▶ Task instructions
Give the entries again exactly as they appear, but without the images.

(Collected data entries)
*** Block opens ***

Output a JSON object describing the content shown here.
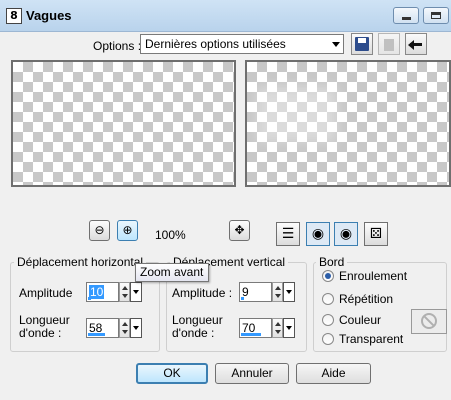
{
  "window": {
    "icon_text": "8",
    "title": "Vagues"
  },
  "options": {
    "label": "Options :",
    "selected": "Dernières options utilisées"
  },
  "zoom": {
    "level": "100%",
    "tooltip": "Zoom avant"
  },
  "horizontal": {
    "title": "Déplacement horizontal",
    "amplitude_label": "Amplitude",
    "amplitude_value": "10",
    "amplitude_level": 0.1,
    "wavelength_label_1": "Longueur",
    "wavelength_label_2": "d'onde :",
    "wavelength_value": "58",
    "wavelength_level": 0.58
  },
  "vertical": {
    "title": "Déplacement vertical",
    "amplitude_label": "Amplitude :",
    "amplitude_value": "9",
    "amplitude_level": 0.09,
    "wavelength_label_1": "Longueur",
    "wavelength_label_2": "d'onde :",
    "wavelength_value": "70",
    "wavelength_level": 0.7
  },
  "edge": {
    "title": "Bord",
    "options": [
      "Enroulement",
      "Répétition",
      "Couleur",
      "Transparent"
    ],
    "selected": "Enroulement"
  },
  "buttons": {
    "ok": "OK",
    "cancel": "Annuler",
    "help": "Aide"
  },
  "icons": [
    "app-icon",
    "minimize-icon",
    "maximize-icon",
    "save-icon",
    "delete-icon",
    "reset-icon",
    "zoom-out-icon",
    "zoom-in-icon",
    "pan-icon",
    "proof-icon",
    "auto-proof-icon",
    "eye-icon",
    "randomize-icon",
    "no-color-icon"
  ]
}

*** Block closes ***

▶ Exercise output
Output a JSON object describing the content shown here.
{
  "window": {
    "icon_text": "8",
    "title": "Vagues"
  },
  "options": {
    "label": "Options :",
    "selected": "Dernières options utilisées"
  },
  "zoom": {
    "level": "100%",
    "tooltip": "Zoom avant"
  },
  "horizontal": {
    "title": "Déplacement horizontal",
    "amplitude_label": "Amplitude",
    "amplitude_value": "10",
    "amplitude_level": 0.1,
    "wavelength_label_1": "Longueur",
    "wavelength_label_2": "d'onde :",
    "wavelength_value": "58",
    "wavelength_level": 0.58
  },
  "vertical": {
    "title": "Déplacement vertical",
    "amplitude_label": "Amplitude :",
    "amplitude_value": "9",
    "amplitude_level": 0.09,
    "wavelength_label_1": "Longueur",
    "wavelength_label_2": "d'onde :",
    "wavelength_value": "70",
    "wavelength_level": 0.7
  },
  "edge": {
    "title": "Bord",
    "options": [
      "Enroulement",
      "Répétition",
      "Couleur",
      "Transparent"
    ],
    "selected": "Enroulement"
  },
  "buttons": {
    "ok": "OK",
    "cancel": "Annuler",
    "help": "Aide"
  },
  "icons": [
    "app-icon",
    "minimize-icon",
    "maximize-icon",
    "save-icon",
    "delete-icon",
    "reset-icon",
    "zoom-out-icon",
    "zoom-in-icon",
    "pan-icon",
    "proof-icon",
    "auto-proof-icon",
    "eye-icon",
    "randomize-icon",
    "no-color-icon"
  ]
}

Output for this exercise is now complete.